tractors, who accompany the Mecca pilgrimage under Shammar protection across Arabia. Both towns would revert easily and naturally to the system of political life common to the peninsular 'States.

Of the country populations, the most important is that of the Montefik tribe, which holds all the district between the Sea of Nejef and the Persian Gulf. This has always maintained its individuality, and to a certain extent its independence, being governed by an hereditary chief, who displays the double char- acter of Bedouin Sheykh and provincial ruler. Indeed, the late Sheykh, Nassr el Ashgar, had sufficient interest with the Imperial Government, and sufficient money, to obtain the governorship of Bussora, in addition to his own agri- cultural district, with the title of pasha and the rank of caimakam. It is remarkable that during the period of his government there, peace and order were absolutely maintained in the province, and the revenue punctually brought in. Nassr's success, however, raised the usual jealousies among the official class, and after two years' tenure of the Bussora post, he was summoned to Constantinople, where he has since been detained a prisoner and hostage for his tribe. Ms nephew and successor, Fahad, is the chief who is now in revolt, and it is to him that we must look for an eventual ruler of the lower Euphrates. The Montefik are strong enough, both in the Desert and on the Euphrates, to keep order in Irak ; they are rich and prosperous, and their district is the best cultivated of any in Turkish Arabia.

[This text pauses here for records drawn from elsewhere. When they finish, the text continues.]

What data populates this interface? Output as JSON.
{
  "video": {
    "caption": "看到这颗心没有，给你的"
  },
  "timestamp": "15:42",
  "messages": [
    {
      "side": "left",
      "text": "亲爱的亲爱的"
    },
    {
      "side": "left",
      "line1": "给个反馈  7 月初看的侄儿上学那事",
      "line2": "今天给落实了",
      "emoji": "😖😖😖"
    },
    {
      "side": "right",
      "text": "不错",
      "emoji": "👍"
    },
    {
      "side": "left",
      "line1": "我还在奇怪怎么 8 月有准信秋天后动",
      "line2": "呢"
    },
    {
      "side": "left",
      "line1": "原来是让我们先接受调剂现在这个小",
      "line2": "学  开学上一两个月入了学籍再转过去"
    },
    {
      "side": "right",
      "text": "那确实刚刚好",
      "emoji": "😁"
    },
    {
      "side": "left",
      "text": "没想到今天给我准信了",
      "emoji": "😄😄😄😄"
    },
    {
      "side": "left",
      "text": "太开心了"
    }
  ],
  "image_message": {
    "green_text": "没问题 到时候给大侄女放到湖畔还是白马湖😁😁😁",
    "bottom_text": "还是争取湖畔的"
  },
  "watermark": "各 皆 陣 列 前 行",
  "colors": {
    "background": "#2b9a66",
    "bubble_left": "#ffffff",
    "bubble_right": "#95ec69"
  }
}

The small tribes of the district between the rivers have little political importance, but would serve in war to swell the Montefik ranks. Their country, intersected with marshes and canals, is not one easily manage- able either by military or Bedouin government. They are poor, nomadic rather than agricultural. They are, however,

bitterly opposed to the Turks, as much from religious as national prejudice, for the nomads of Irak are Shia to a man. -Beyond the rivers eastwards we find no cultivation and hardly nny inhabitants, the only tribe of any importance within Turkish territory being the Beni Laam. These are a warlike, turbulent clan, which has always maintained its indepehdence, and will certainly take part in any disturbances there may be. They are, however, divided against themselves, half of them, under Musa, having revolted from their legitimate Sheykh, Mizban. They would be of little use in any project .of establishing a new order of things, being scarcely better than thieves and freebooters. They, too, are fanatically Shia, and have adopted many of the vices of their Persian neighbours. A more important chieftain than Mizban, and one who may be expected to claim his share of power in Persian Arabia, is Jaber, Sheykh of the Chaab, who is the chief ruler of the lower Rerun, and a well-known personage at Mohamra. Besides being a Bedouin Sbeykh, he is engaged in commerce, and carries on an extensive trade with Ahwaz and Shuster, by means of steamers, of which he has become the owner. Mohamra, like Bussora, is a commer- cial port, with an Arab population and a certain European .element. It belongs to Persia, bat will doubtless share what- ever fate is in store for the rest of the Arab towns upon the _rivers. it is not improbable that both Bussora and Mohamra may, in the event of a withdrawal of the Turks from Irak,' claim British protection. I reserve my survey of Upper Meso- potamia, and the Syrian frontier for another letter.—I am, Sir,